Nerve damage may go away after a few weeks or months. However occasionally it remains there indefinitely. This means that you will feel numb in that region permanently which is not a good feeling at all. A sinus tear is also very serious and causes a stuffy feeling. Smaller sinus tears heal on their own but larger ones may require a subsequent surgery to treat.

If you’ve been told your wisdom surgery is high risk, you should consult an oral surgeon about it. Often times your oral surgeon will wisely advise you to consider leaving such a wisdom teeth alone. This is typically sound advice and you should follow it!

Question 8: Paying for the procedure

Affording the surgery is a big part of deciding to keep or remove wisdom teeth. Wisdom tooth removal surgery is expensive. Removing each tooth typically costs a few hundred dollars. That means that if you have four of them you’re probably looking at a few thousand to have them all removed. If you can’t afford it you can consider financing options. If that still doesn’t work, then just remove the one that is hurting your the most. 9 out of 10 times the lower wisdom teeth hurt more than top ones so you should focus on removing them first.

If you have dental insurance then seriously consider removing your wisdom teeth. Plan on dedicating one calendar year of your dental insurance benefits to cover your wisdom teeth removal surgery. Also try to perform the surgery when you’re off from work or school. Summer breaks and holidays are the best times to allow yourself sufficient time to recover afterwards.

Good candidate for keeping your wisdom teeth

If you answered “no” to most of the above questions, then consider holding off on removing your wisdom teeth. Of course things can always change in the future. Keep in mind that so long as you keep your wisdom teeth, you must keep a close eye on them. Go to your regular dental checkups so your dentist has a chance to monitor them as well. Also make sure not to forget to get your toothbrush and floss all the way back there as well to keep them nice and clean!

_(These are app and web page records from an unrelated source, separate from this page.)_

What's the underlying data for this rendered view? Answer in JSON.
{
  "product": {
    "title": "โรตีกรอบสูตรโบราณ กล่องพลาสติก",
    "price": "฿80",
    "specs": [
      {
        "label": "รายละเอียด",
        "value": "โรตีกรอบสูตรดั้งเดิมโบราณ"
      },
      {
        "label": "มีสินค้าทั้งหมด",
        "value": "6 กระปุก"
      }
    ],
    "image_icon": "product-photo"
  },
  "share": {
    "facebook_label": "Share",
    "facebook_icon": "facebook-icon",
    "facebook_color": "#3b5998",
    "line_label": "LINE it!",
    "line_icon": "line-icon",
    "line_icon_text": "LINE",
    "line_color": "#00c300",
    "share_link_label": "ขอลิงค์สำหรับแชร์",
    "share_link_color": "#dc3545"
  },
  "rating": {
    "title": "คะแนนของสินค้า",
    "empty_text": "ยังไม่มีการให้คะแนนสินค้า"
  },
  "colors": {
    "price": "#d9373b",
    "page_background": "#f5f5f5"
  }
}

Final thought on deciding whether to keep or remove wisdom teeth

The sooner you decided whether to keep or remove wisdom teeth, the better your outcome. Waiting until you’re older and your teeth start to hurt causes unnecessary pain and discomfort. Additionally, you run the risk of having your other teeth become crooked. You could also sustain damage to the neighboring teeth which sit right next to your wisdom teeth.

Essentially, a single bad wisdom tooth can affect your entire oral and overall well-being. It can cause toothache, gum problems, headaches and all sorts of pain and discomfort which you may not even attribute to the wisdom tooth. So talk to your dentist and oral surgeon and make the right decision when it comes to whether or not you should retain your wisdom tooth or not.

NEXT >> When should I remove wisdom teeth?

When should I keep wisdom teeth?